I’m not a lawyer, so others should verify this and make their own decisions. My home state is not SORNA compliant, so I can only do so much towards compliance on my own. Fortunately, my state does not require in-person appearance to update on most things, so a written note by email is usually sufficient. My note usually starts with something like “In compliance with Federal rules, I am notifying you of my intended travel to_____ on the following dates:_____”

A little OCD? Perhaps. Fully guarantee I’ll never have an issue? Probably not. But it’s where I’ve decided to land in relation to doing what I can to comply while still living my life.

I wasn’t going to comment on this asinine law, but since @TS goaded me a bit elsewhere, here I am. Is the law truly impossible to follow, or merely extremely inconvenient or difficult? I hate to say it, but I can conceive of two tedious ways to comply.

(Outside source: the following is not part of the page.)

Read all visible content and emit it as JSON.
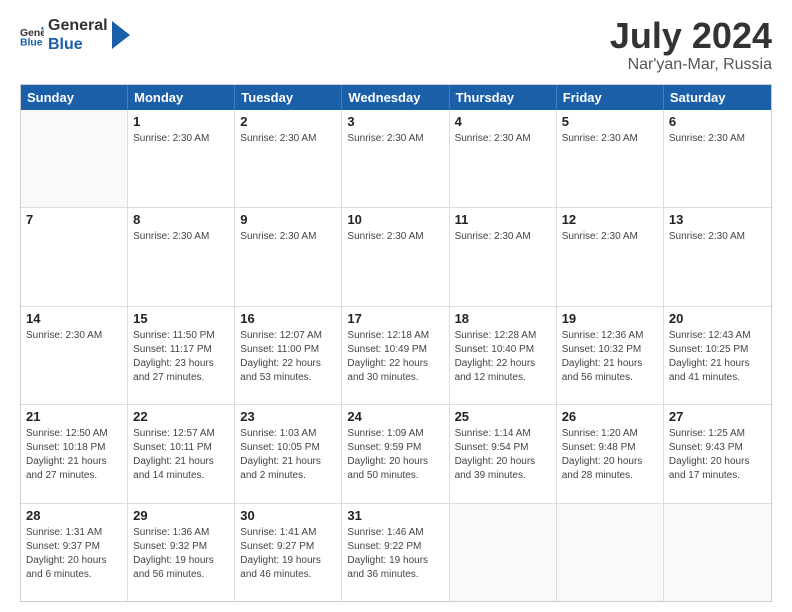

Setting that aside for now, there is some Court of Appeals case law dealing with impossible laws. The case most cited in my research is United States v. Spingola, 464 F.2d 909 (7th Cir. 1972) (https://law.justia.com/cases/federal/appellate-courts/F2/464/909/38001/ or https://scholar.google.com/scholar_case?case=6264299279347548332&hl=en&as_sdt=6&as_vis=1&oi=scholarr). A quick list of cases citing it can be found here: https://scholar.google.com/scholar?cites=6264299279347548332&as_sdt=5,25&sciodt=6,25&hl=en. The key phrase from this case is found at 911: “Genuine impossibility is a proper defense to a crime of omission. W. LaFave & A. Scott, Jr., Handbook on Criminal Law 188 (1972).”

Now back to the tedious compliance process. I foresee two ways: 1) remain homeless for the preceding time frame or, 2) enter FL and comply, leave FL until the 48 hours is up, re-enter. Mind you neither of these is convenient or easy; however remember that under rational basis review, there only needs to be some way–real or imagined, easy or difficult–for the law to stand.

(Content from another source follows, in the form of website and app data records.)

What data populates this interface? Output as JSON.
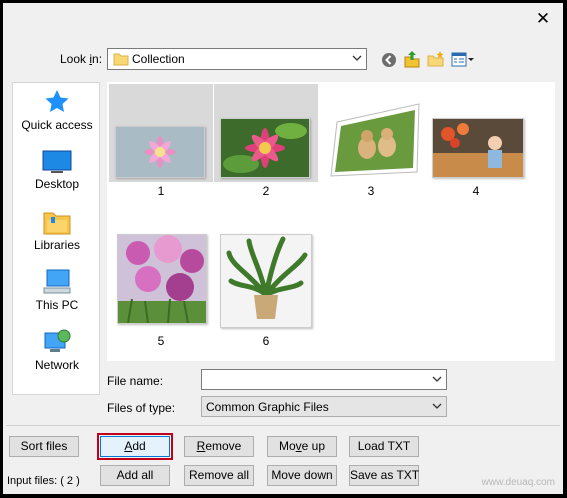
{
  "dialog": {
    "close_glyph": "✕"
  },
  "lookin": {
    "label_pre": "Look ",
    "label_key": "i",
    "label_post": "n:",
    "value": "Collection"
  },
  "places": [
    {
      "label": "Quick access",
      "icon": "star-icon"
    },
    {
      "label": "Desktop",
      "icon": "desktop-icon"
    },
    {
      "label": "Libraries",
      "icon": "libraries-icon"
    },
    {
      "label": "This PC",
      "icon": "computer-icon"
    },
    {
      "label": "Network",
      "icon": "network-icon"
    }
  ],
  "files": [
    {
      "caption": "1",
      "subject": "pink flower on blue background",
      "selected": true
    },
    {
      "caption": "2",
      "subject": "pink dahlia with green leaves",
      "selected": true
    },
    {
      "caption": "3",
      "subject": "two puppies on grass",
      "selected": false
    },
    {
      "caption": "4",
      "subject": "child with flowers",
      "selected": false
    },
    {
      "caption": "5",
      "subject": "purple flower field",
      "selected": false
    },
    {
      "caption": "6",
      "subject": "potted green plant",
      "selected": false
    }
  ],
  "filename": {
    "label": "File name:",
    "value": ""
  },
  "filetype": {
    "label": "Files of type:",
    "value": "Common Graphic Files"
  },
  "buttons": {
    "sort": "Sort files",
    "add_key": "A",
    "add_rest": "dd",
    "remove_key": "R",
    "remove_rest": "emove",
    "moveup_pre": "Mo",
    "moveup_key": "v",
    "moveup_post": "e up",
    "loadtxt": "Load TXT",
    "addall": "Add all",
    "removeall": "Remove all",
    "movedown": "Move down",
    "saveastxt": "Save as TXT"
  },
  "status": {
    "input_files": "Input files: ( 2 )"
  },
  "watermark": "www.deuaq.com"
}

That all said, I believe this rises above rational basis scrutiny. I believe one could invoke and rely upon Saenz v. Roe (https://supreme.justia.com/cases/federal/us/526/489/) and claim the law is impeding one’s right to travel freely. If nothing else, the law effectively bars travel for RCs to and/or within FL inside 48 hours–that is a blatant impediment of one’s right to travel freely. Being a First Amendment right, via the Fourteenth Amendment, it’s automatically subjected to heightened scrutiny, in this case strict scrutiny. If attacked on this angle, FL would have to show a compelling governmental interest AND that the law is the least restrictive means to achieve the stated goal(s). This could be a tough one for them to do–in a neutral court. (One could easily say the least restrictive means is to phone/email the LEOs with the information, but even that suffers from the de facto 48-hour prohibition on entering or moving about the State.) For ease in explaining things, I quote from another court case (Hope v. IN) where the judge stated: “In Saenz, the Court explained that it was not ‘concerned solely with actual deterrence to migration.’ 526 U.S. at 504. Rather, because ‘the right to travel embraces the citizen’s right to be treated equally in her new State of residence, the discriminatory classification is itself a penalty.’ Id. at 504-05.”

Hopefully someone with two functioning brain cells in the FL legislature can this time say, “sorry Drunken Ron, but this is unconstitutional–even in FL.”

even though im not from FL, this could be a hassle when visiting there. will say something to them!